##### Records shown #####
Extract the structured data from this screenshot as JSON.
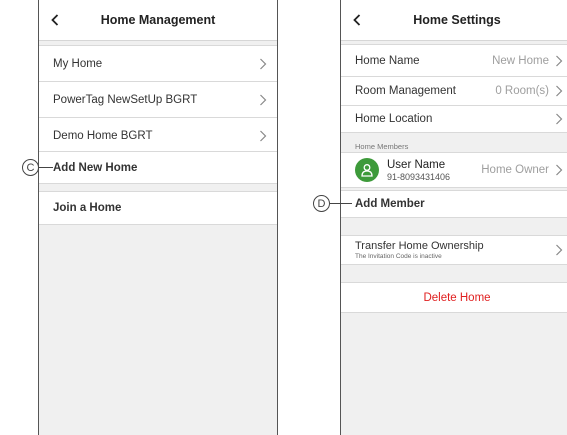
{
  "left_screen": {
    "title": "Home Management",
    "homes": [
      "My Home",
      "PowerTag NewSetUp BGRT",
      "Demo Home BGRT"
    ],
    "add_new_home": "Add New Home",
    "join_home": "Join a Home",
    "callout": "C"
  },
  "right_screen": {
    "title": "Home Settings",
    "home_name": {
      "label": "Home Name",
      "value": "New Home"
    },
    "room_management": {
      "label": "Room Management",
      "value": "0 Room(s)"
    },
    "home_location": {
      "label": "Home Location"
    },
    "members_header": "Home Members",
    "member": {
      "name": "User Name",
      "phone": "91-8093431406",
      "role": "Home Owner"
    },
    "add_member": "Add Member",
    "transfer": {
      "title": "Transfer Home Ownership",
      "subtitle": "The Invitation Code is inactive"
    },
    "delete_home": "Delete Home",
    "callout": "D"
  },
  "colors": {
    "accent_green": "#3d9a3a",
    "danger_red": "#e02020"
  }
}
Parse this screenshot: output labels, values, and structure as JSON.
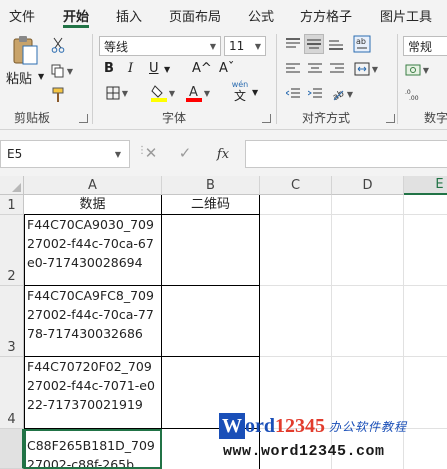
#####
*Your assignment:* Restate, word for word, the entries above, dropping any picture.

*Final answer:*
Extract the structured data from this screenshot as JSON.
{
  "left_screen": {
    "title": "Home Management",
    "homes": [
      "My Home",
      "PowerTag NewSetUp BGRT",
      "Demo Home BGRT"
    ],
    "add_new_home": "Add New Home",
    "join_home": "Join a Home",
    "callout": "C"
  },
  "right_screen": {
    "title": "Home Settings",
    "home_name": {
      "label": "Home Name",
      "value": "New Home"
    },
    "room_management": {
      "label": "Room Management",
      "value": "0 Room(s)"
    },
    "home_location": {
      "label": "Home Location"
    },
    "members_header": "Home Members",
    "member": {
      "name": "User Name",
      "phone": "91-8093431406",
      "role": "Home Owner"
    },
    "add_member": "Add Member",
    "transfer": {
      "title": "Transfer Home Ownership",
      "subtitle": "The Invitation Code is inactive"
    },
    "delete_home": "Delete Home",
    "callout": "D"
  },
  "colors": {
    "accent_green": "#3d9a3a",
    "danger_red": "#e02020"
  }
}
Parse this screenshot: output labels, values, and structure as JSON.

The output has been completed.